Diabetes – What is Diabetes?
Diabetes is a serious disease that is affecting millions of people each year. It is caused when the body fails to make enough insulin or use the insulin that it does have effectively.
Exercise, diet and medications can aid in preventing or reducing the onset of the disease. It’s also important to be aware of symptoms to be able to tell whether something is wrong and get treatment.
What is diabetes?
Diabetes is a chronic health problem (long-lasting), which affects the way your body converts food into energy. It occurs when your pancreas isn’t producing enough insulin or isn’t able to use it as well as it should.
Insulin is a hormone that helps cells absorb and utilize sugar, also known as glucose. People with type 2 diabetes aren’t able to make enough insulin, or their bodies can’t utilize it correctly.
The blood sugar levels increase over time in both kinds of diabetes. This can lead to issues with the kidneys, eyes and feet. It could also harm your heart arteries and brain.
Type 1 diabetes
Type 1 diabetes is caused by an autoimmune reaction which means that your immune system attacks the pancreatic insulin-producing cells and destroys them. This destruction can occur over months or even for years and eventually lead to an absence of insulin.
Insulin is required by people with type 1 diabetes all day. They also must monitor their blood sugar levels and adjust their the levels of insulin, food and activity levels in order to keep their blood sugar within a healthy range.
Type 2 diabetes
If you have type 2 diabetes the body does not make insulin as it should. Insulin is a hormone which helps your cells remove blood sugar (glucose) out of your blood and into your cells so that it can be used to create energy.
Type 2 diabetics should exercise and adhere to a healthy diet. They may also have to take medications to manage their blood sugar levels.
Diabetes in women symptoms
Diabetes is a chronic disease that affects people of all races as well as ethnic groups and ages as well as genders. Women are at higher risk than men.
Women who suffer from diabetes have a higher chance of developing complications than men, including heart disease (the most frequent diabetes complication) and vision loss.
One of the early warning signs of diabetes in women is increased thirst and urine, a condition known as polydipsia. This is because diabetes causes excess sugar to build up in the bloodstream and the kidneys aren’t able remove it in a proper manner.
Men with diabetes The signs and symptoms
In diabetes it is when cells are unable use blood sugar (glucose) for energy. This is typically because the pancreas stops producing enough insulin.
This results in high blood sugar levels. Your body then tries to reduce these levels by flushing excess glucose from your bloodstream via urine.
Diabetes patients are often thirsty, and need to drink plenty of fluids.
Men also may lose weight because their bodies rely on muscles to generate energy, not fat.

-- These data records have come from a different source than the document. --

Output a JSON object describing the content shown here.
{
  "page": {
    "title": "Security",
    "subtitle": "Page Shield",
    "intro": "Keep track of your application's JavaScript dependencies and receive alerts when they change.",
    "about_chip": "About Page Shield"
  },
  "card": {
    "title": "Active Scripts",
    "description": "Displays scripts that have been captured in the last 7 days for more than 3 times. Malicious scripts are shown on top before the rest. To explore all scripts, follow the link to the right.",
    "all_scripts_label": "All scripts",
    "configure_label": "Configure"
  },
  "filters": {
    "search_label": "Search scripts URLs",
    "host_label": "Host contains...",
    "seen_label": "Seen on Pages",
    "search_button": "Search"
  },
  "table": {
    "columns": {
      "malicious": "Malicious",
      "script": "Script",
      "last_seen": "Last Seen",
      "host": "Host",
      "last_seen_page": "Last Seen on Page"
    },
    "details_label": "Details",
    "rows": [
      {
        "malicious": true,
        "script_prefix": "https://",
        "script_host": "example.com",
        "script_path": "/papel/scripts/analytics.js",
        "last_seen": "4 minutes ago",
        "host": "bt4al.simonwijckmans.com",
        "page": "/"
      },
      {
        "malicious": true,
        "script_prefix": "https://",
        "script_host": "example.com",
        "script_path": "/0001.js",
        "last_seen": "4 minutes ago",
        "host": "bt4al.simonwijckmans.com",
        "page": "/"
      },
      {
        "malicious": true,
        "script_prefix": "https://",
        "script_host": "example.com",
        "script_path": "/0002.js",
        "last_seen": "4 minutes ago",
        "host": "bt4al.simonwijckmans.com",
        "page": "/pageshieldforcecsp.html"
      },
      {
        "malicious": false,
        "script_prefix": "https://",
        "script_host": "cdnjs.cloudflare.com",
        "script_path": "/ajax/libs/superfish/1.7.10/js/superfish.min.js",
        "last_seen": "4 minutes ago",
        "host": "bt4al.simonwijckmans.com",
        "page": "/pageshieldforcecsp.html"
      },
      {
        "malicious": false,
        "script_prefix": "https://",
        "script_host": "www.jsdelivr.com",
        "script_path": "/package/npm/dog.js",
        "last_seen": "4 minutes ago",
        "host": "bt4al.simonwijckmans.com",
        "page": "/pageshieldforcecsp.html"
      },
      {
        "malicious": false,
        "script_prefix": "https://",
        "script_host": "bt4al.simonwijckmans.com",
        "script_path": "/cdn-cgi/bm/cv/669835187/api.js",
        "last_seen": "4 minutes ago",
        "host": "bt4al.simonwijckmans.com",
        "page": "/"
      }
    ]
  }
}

This is due to the fact that the blood sugar level stays high for prolonged periods of time.
Making a balanced diabetes diet is an important part of managing your condition. It can help you manage your blood sugar levels, reduce your weight and the risk of developing heart disease.
Your diet should consist of a wide range of whole food items, including fruits whole grains, vegetables beans, low-fat dairy and legumes. It should also be low in saturated (unhealthy) fats and added sugars.
You might also consider limiting the amount of sweetened drinks with sugar you consume. These drinks often have high levels of sugar which can result in elevated blood sugar levels.
Your doctor may recommend diabetes medications to help keep your blood glucose (blood sugar) levels within normal levels. These medications are typically paired with lifestyle changes like eating habits and exercise to manage your diabetes.
If your blood sugar levels aren’t controlled on one medicine, a second medicine might be added. Your doctor will assist you select the right medicine to meet your needs and preferences.
Newer medications like glucagon-like receptor agonists for peptide-1 as well as sodium-glucose inhibitors that lower blood sugar levels, offer kidney and cardiovascular benefits and reduce the risk of complications. They can also be beneficial for weight loss, and are available in tablets and injections.